A lost Italian opera based on a classic Scottish novel, which had fallen into obscurity for nearly 150 years, is to be revived in Edinburgh next month.

A leading amateur company will stage the UK premiere of the hit 19th-century opera based on Sir Walter Scott’s The Heart of Midlothian in the hope it will lead to a revival of the “beautifully tuneful” show.

Edinburgh Grand Opera unearthed the forgotten score, La Prigione di Edimburgo (Imprisoned in Edinburgh) by Federico Ricci, in the archives of the Royal Opera House in London and will perform it, for the first time in UK history, at the Queen’s Hall in Edinburgh on May 15.

The story is one of “madness, kidnap and imprisonment, set in the city’s dark underworld”.

The company will perform songs from the opera linked with an English narration from leading baritone Donald Maxwell, with principal singers Christina Dunwoodie, Ivor Klayman and Susan McNaught.

“It is a beautifully tuneful opera in a Bel-Canto style, it is very reminiscent of operas of that time by Donizetti or Bellini, it is a very tuneful work with beautiful melodies,” said Neil Metcalfe, director of the opera company.

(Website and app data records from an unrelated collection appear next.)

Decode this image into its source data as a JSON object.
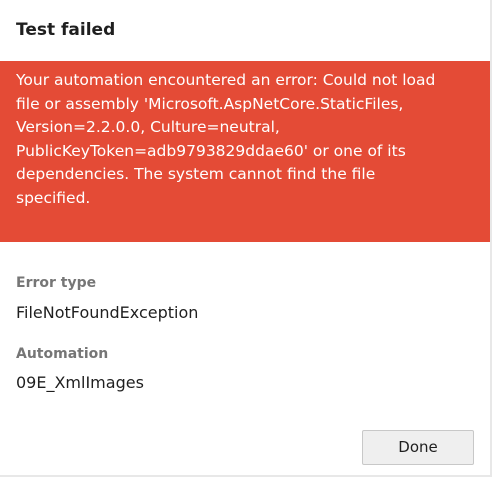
{
  "dialog": {
    "title": "Test failed",
    "error_message": "Your automation encountered an error: Could not load file or assembly 'Microsoft.AspNetCore.StaticFiles, Version=2.2.0.0, Culture=neutral, PublicKeyToken=adb9793829ddae60' or one of its dependencies. The system cannot find the file specified.",
    "error_type_label": "Error type",
    "error_type_value": "FileNotFoundException",
    "automation_label": "Automation",
    "automation_value": "09E_XmlImages",
    "done_label": "Done"
  },
  "colors": {
    "error_background": "#e44b36",
    "text_primary": "#1f1f1f",
    "text_label": "#767676",
    "button_background": "#efefef"
  }
}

“It is hard to know why it fell into obscurity – I think there was a real upsurge in operas written around a Scottish theme in that time, such as Verdi’s Macbeth, and so maybe it suffered because of that, but we know it was very popular at the time. It is great for us because as an amateur choir we just do not have the resources to do a full staged opera every year and we are always looking for something different: we really hope this will lead to a revival of the opera, we think it could be very popular.”

Mr Metcalfe said the discovery of the opera was preceded by a little detective work by members of the company after artistic director Christina Dunwoodie first found songs from the opera, which has not been performed since 1838.

Eventually the full score was tracked down to the Royal Opera House in London and a concert performance was made possible.

Federico Ricci (1809-1877) was commissioned to write the opera by the Teatro Grande in Trieste for a production during its Carnival season of 1838.

It is based loosely on Scott’s novel The Heart of Midlothian, but the librettist, Gaetano Rossi, also drew heavily from a French text, La Prison d’Edimbourg, which had been set to music by Michele Carafa and performed at the Paris Opera-Comique in 1833.

Instantly hailed as a success, between 1838 and 1865 La Prigione was produced in more than 100 opera houses including Vienna, Copenhagen, Barcelona, Madrid, Montevideo, Buenos Aires and Santiago.

As well as there being no evidence the opera has been performed in the UK, there is no evidence of any performance since one in Genoa, Italy, in 1865.

Mr Metcalfe added: “This has been an exciting project for EGO to work on, driving us forward into rather uncharted territory during a period when the national economic climate makes fully-staged performances increasingly out-of-reach for companies such as ours.

“My particular thanks go to Christina Dunwoodie for her initial research into La Prigione and for her unflagging enthusiasm in guiding the project.”

Edinburgh Grand Opera was founded in 1956 and is the only pro-am opera company performing Grand Opera in Scotland.

The company is run by its members, who raise funds to stage their performances when not at their day jobs, which include everything from doctors and lawyers to students and senior citizens.